    Sarah Marsh, Thomas Warburton's niece, lived at 2 York Street, Kingsland with Ann Benfield. In Thomas Warburton's will, an annuity paid to Ann Benfield and Sarah Marsh was to be paid out of the messuages and lands called Exmouth Place, Mare Street, St John Hackney.

    Have not been able to find out where or when Thomas Warburton was born, or who he married. Thorby Walker believes he had six children, two girls and four boys. The two eldest boys may have died young. One daughter married John Dunstan, and another married Dr William Dansey.

    Thomas Dunston (died 1830) and Mrs Dunston (died 1816) were Master and Matron in charge of St Luke's Hospital.

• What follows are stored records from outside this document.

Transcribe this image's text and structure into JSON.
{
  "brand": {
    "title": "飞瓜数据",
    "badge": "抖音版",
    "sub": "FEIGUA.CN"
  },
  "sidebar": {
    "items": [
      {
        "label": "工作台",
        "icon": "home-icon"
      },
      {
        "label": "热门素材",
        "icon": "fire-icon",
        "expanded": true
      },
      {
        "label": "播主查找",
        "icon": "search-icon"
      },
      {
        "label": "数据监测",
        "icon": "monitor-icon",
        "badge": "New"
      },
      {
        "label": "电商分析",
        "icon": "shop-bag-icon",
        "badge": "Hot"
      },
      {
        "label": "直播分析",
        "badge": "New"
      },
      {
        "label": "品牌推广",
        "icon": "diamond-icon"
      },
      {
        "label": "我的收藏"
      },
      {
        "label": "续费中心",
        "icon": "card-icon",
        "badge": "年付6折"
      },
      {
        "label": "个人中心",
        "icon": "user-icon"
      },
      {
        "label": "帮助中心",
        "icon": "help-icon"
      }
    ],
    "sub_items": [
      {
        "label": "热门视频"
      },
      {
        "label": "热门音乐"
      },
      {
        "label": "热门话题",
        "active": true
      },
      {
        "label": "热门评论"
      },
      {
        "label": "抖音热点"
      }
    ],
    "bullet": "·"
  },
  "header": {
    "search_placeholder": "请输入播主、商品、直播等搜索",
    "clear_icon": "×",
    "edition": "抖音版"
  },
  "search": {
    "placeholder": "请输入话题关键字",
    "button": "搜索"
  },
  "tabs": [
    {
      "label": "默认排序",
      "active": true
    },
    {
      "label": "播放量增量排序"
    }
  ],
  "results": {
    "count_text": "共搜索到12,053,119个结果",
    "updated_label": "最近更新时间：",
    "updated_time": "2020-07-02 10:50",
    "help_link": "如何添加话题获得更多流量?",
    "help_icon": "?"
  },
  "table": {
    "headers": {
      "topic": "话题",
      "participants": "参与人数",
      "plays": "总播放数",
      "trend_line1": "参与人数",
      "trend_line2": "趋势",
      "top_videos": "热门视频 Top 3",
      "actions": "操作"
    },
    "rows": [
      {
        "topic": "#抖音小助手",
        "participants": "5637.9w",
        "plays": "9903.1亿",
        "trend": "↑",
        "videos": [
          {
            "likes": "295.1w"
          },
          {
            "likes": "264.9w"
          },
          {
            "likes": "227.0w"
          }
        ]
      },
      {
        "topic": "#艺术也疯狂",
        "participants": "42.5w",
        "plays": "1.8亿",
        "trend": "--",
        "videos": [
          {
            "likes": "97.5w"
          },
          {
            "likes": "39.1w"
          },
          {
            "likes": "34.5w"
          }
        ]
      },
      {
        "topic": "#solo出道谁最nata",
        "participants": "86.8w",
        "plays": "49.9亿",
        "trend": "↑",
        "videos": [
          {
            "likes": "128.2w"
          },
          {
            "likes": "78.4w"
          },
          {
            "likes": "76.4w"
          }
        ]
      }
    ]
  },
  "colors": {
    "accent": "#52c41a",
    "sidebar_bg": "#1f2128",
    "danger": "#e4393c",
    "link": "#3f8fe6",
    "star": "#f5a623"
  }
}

John Dunston, who married a daughter of Thomas Warburton, was their son.

    John Abernethy (1764-1831). Surgeon at St Bartholomews Hospital. A daughter married John Warburton.

    The survey of London madhouses in
this chapter
is based on the research of Valerie Argent
    The survey of London madhouses in this chapter is based on the research of Valerie Argent